An abiding IT myth is that negotiating a steep discount on software licensing agreements (SLAs) is easist at the end of the fiscal year when reps for leading software vendors are scrambling to meet their annual quotas.

Related: 3 Golden Rules of Negotiating

Most software vendors offer 15% to 20% discounts to open negotiations, without waiting for the year end, but every lasting myth has some truth. The fiscal year-end -- May 31 for Oracle, June 30 for Microsoft -- is the best time to negotiate the absolute lowest price but those alluring, unsolicited discounts could cost you dearly. 

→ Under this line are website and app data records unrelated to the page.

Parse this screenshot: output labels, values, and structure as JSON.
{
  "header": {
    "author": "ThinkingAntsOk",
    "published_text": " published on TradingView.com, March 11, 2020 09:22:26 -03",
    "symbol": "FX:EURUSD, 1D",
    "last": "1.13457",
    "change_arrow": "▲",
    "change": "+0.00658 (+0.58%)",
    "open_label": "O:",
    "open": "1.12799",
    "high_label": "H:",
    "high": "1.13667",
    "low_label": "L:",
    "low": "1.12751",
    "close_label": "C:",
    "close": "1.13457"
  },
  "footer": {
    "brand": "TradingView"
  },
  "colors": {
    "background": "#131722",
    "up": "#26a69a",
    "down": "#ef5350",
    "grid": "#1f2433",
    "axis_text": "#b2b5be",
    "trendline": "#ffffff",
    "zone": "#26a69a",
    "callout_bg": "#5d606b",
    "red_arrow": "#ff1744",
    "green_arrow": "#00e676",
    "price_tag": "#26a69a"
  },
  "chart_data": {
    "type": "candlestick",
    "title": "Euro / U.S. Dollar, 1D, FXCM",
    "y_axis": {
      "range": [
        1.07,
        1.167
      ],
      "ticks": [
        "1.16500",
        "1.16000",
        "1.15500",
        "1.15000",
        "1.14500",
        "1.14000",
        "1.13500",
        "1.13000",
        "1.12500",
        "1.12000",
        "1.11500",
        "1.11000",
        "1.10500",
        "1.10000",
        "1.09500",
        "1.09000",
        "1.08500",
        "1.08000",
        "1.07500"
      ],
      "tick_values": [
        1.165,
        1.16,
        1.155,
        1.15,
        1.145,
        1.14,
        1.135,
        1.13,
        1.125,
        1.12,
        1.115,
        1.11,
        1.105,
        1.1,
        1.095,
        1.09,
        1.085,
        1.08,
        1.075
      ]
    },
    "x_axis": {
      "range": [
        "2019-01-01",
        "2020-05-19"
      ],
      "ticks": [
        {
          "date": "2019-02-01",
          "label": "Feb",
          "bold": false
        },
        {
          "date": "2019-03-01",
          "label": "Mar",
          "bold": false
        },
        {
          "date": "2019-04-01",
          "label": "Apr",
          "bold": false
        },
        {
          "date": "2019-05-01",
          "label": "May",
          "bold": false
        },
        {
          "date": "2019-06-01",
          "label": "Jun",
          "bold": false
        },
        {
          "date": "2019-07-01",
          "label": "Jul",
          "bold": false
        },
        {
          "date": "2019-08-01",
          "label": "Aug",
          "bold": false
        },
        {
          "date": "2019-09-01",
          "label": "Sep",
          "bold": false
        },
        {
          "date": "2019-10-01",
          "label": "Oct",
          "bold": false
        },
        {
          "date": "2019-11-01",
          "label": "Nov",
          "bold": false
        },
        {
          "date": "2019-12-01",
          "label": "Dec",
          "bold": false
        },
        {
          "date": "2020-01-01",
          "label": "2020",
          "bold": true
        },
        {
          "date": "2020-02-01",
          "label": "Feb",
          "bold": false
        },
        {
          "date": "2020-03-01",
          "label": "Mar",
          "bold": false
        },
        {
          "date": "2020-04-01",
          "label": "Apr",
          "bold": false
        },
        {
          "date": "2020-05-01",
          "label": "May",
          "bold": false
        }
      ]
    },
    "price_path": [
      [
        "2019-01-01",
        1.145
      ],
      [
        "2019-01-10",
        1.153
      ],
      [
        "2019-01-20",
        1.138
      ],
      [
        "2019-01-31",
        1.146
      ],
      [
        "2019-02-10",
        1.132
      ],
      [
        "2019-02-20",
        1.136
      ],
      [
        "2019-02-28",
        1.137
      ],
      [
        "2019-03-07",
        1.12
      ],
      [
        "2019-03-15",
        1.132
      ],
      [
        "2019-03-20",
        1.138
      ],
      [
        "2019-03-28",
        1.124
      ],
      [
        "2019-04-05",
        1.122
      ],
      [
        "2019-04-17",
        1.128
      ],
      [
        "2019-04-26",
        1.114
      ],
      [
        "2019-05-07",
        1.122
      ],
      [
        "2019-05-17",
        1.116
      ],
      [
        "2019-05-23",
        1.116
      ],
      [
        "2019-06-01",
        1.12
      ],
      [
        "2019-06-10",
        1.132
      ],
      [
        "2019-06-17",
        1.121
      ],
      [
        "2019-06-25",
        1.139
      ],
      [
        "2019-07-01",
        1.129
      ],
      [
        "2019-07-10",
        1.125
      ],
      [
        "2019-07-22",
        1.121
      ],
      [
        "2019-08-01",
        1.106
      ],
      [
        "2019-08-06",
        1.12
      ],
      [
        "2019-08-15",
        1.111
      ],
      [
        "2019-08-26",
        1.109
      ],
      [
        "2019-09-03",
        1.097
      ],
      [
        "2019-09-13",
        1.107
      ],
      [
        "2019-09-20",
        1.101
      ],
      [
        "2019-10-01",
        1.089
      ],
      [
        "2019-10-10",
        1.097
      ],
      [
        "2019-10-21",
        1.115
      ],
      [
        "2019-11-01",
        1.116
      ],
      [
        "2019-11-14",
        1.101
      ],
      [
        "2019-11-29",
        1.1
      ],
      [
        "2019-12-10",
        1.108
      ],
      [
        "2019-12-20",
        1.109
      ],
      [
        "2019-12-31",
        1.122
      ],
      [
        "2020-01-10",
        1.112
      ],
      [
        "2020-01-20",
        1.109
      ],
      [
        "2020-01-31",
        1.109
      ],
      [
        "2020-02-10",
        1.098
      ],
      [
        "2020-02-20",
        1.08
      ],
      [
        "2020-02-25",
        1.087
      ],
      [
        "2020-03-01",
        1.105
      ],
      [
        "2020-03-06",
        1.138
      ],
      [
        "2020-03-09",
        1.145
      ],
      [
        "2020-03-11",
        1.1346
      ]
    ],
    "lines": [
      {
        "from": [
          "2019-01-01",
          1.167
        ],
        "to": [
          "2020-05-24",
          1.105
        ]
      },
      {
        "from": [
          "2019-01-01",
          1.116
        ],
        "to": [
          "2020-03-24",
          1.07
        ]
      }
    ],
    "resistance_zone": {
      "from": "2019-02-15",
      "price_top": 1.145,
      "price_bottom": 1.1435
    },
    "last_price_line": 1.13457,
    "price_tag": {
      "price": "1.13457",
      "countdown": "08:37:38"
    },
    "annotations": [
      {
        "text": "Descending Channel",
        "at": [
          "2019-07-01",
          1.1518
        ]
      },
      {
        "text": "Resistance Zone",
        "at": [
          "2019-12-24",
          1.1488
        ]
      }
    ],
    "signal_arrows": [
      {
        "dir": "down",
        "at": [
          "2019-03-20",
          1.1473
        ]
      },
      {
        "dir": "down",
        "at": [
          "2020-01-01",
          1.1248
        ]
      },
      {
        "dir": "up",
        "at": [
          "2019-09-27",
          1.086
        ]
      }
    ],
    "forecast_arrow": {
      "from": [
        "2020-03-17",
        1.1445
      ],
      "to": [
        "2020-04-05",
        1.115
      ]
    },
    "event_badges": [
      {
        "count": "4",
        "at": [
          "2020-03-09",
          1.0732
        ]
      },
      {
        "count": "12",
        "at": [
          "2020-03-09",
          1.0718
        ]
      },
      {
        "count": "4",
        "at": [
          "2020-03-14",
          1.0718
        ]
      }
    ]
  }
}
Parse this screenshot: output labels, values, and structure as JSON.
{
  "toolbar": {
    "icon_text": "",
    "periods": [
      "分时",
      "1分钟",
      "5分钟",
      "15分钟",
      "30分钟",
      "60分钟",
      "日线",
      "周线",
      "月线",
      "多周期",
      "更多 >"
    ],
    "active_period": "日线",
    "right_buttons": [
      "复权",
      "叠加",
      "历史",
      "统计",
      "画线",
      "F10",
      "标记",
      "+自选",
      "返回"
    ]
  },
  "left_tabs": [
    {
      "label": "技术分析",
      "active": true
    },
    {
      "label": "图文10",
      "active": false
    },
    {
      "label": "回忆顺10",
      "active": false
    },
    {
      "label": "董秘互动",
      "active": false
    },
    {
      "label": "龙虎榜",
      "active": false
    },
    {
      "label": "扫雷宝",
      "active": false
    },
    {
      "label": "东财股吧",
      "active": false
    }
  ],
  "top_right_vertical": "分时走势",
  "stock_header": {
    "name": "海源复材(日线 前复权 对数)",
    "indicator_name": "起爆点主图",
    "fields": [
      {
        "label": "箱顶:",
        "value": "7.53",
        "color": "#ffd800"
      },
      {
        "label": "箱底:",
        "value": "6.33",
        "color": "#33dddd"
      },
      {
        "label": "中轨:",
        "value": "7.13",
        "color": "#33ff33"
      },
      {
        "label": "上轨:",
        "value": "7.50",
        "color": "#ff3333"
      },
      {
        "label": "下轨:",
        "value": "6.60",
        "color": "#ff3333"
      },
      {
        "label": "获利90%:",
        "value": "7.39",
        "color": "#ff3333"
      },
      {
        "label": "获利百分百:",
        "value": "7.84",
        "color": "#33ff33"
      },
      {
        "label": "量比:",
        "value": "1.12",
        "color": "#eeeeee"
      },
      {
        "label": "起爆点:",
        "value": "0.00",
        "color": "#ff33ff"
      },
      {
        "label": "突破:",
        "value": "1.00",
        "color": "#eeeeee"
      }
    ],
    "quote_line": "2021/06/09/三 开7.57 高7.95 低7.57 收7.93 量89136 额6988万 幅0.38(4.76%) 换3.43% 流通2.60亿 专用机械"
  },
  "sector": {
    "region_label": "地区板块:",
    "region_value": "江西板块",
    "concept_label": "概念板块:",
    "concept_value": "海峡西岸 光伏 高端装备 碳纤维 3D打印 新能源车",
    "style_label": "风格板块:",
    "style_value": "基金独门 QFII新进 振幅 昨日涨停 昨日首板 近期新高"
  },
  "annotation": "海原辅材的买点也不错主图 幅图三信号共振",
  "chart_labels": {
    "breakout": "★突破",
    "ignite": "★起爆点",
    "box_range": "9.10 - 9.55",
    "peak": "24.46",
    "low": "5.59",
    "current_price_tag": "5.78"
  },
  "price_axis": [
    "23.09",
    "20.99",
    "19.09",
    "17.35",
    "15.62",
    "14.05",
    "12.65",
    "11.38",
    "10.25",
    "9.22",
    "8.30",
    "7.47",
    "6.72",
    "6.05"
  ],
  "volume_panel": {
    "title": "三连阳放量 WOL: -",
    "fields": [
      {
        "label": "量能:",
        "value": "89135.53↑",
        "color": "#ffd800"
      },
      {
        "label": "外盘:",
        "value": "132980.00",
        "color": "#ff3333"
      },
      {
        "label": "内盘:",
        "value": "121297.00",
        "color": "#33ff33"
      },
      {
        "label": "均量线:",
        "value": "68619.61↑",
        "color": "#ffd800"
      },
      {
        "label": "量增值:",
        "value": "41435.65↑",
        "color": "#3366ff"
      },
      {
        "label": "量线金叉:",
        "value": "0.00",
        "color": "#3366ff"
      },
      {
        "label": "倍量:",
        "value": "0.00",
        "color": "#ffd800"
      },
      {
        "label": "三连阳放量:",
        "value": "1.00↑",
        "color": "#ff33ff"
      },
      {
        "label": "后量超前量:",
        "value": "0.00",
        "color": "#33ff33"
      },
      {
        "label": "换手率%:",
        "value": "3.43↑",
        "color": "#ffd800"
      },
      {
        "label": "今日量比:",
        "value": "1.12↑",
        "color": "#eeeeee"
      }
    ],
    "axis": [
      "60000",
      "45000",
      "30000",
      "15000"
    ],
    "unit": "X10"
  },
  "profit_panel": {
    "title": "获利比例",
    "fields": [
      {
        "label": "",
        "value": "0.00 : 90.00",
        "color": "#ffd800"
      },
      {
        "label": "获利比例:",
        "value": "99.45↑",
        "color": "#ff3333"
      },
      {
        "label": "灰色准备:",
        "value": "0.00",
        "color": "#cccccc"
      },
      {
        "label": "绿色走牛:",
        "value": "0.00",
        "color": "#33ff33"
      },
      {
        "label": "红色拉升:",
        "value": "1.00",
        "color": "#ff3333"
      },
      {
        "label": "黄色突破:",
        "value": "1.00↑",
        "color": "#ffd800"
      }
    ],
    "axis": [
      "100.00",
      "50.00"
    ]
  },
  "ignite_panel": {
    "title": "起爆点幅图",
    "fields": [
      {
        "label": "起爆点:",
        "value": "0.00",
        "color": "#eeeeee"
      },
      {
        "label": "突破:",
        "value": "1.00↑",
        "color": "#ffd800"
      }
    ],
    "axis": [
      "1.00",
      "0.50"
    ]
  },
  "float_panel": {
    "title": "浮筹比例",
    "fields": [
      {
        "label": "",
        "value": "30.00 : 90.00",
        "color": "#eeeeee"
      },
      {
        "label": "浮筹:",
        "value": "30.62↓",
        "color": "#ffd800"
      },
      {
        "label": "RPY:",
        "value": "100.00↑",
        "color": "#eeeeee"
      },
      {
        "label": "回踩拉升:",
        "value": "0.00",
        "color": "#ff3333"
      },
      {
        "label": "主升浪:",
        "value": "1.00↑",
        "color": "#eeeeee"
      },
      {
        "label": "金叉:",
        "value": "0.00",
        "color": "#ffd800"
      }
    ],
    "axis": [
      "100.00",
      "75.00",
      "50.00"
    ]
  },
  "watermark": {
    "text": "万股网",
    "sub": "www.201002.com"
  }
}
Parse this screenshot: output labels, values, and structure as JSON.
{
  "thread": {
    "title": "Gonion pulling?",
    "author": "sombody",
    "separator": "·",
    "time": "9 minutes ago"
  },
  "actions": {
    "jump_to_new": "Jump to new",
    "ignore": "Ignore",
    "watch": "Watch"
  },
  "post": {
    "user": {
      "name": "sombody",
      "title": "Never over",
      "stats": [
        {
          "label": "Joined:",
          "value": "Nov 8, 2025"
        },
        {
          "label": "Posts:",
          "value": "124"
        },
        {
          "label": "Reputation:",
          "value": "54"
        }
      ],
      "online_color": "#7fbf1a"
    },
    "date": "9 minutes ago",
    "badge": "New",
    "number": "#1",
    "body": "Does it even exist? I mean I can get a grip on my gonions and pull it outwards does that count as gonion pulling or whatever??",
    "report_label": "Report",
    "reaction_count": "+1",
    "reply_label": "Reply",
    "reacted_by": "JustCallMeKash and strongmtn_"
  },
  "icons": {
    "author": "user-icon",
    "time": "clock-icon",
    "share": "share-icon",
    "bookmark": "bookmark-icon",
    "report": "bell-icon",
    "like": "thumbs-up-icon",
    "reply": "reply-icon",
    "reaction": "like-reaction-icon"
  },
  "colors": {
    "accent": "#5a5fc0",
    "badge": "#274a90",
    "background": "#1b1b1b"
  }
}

Vendors want to sell you their complete stack of products and offer more options to try new products, functions and features later. You need a good handle on the road ahead 18-24 months and the “under the hood” of your business to avoid a software “engine” that’s either much too large (i.e., shelfware) or way too small (i.e., licensing limitations). Negotiate value first, price last.

A self-audit of your current IT assets and licenses is essential prior to negotiations. Anticipating change and core requirements can save significant time and money. What types of SLAs are needed for growth, reorganization, new geographies, outside partners, and/or other change scenarios? It is critical to align software assets and licensing with your core enterprise requirements.    

It is equally important to know the vendor’s history and culture. Every software vendor has unique rules, tendencies and limits. Knowing them can save time and money. For example, Microsoft is more flexible tailoring SLA terms and conditions (T&Cs) to buyer needs. Oracle is more steadfast but flexible on certain T&Cs, such as limited-use licenses for peak periods.

Related: The Hard Truth About Software Licensing

Winning non-discount T&C concessions is the key to negotiating value in terms of true cost, increased productivity, flexibility and operational efficiency. Focusing on the right T&Cs -- such as transferability, future purchases and maintenance fees -- will optimize the SLA for your requirements. This often saves more money than price discounts.  

For instance, negotiating reduced-fee software support services could result in substantial cost savings and increased efficiency for the internal IT team. Help desks are services that the enterprise will likely pay for as part of implementation or migration, and then again as part of annual maintenance. If the cost can be discounted, or even added as reduced-fee software support services for the implementation phase, the cost savings could amount to hundreds of thousands of dollars.  

Another example is unlimited licensing agreements (ULAs). ULAs are valuable under particular business conditions but must be carefully considered for proper fit of all your needs. Negotiating a more flexible alternative could result in substantial savings.  

When your core needs have been addressed, then negotiate price. There is nearly always wiggle room for pricing discounts, even after negotiating value concessions. They want the deal as much, or more, than you do.

Price discounts are important, especially since annual support fees for both Oracle and Microsoft are based on a percentage of the net price for each license. And if it’s close to their fiscal year-end, you might negotiate another one or two percent below the standard year-round discount. But always negotiate value first!

Related: The Hidden Costs of Free Software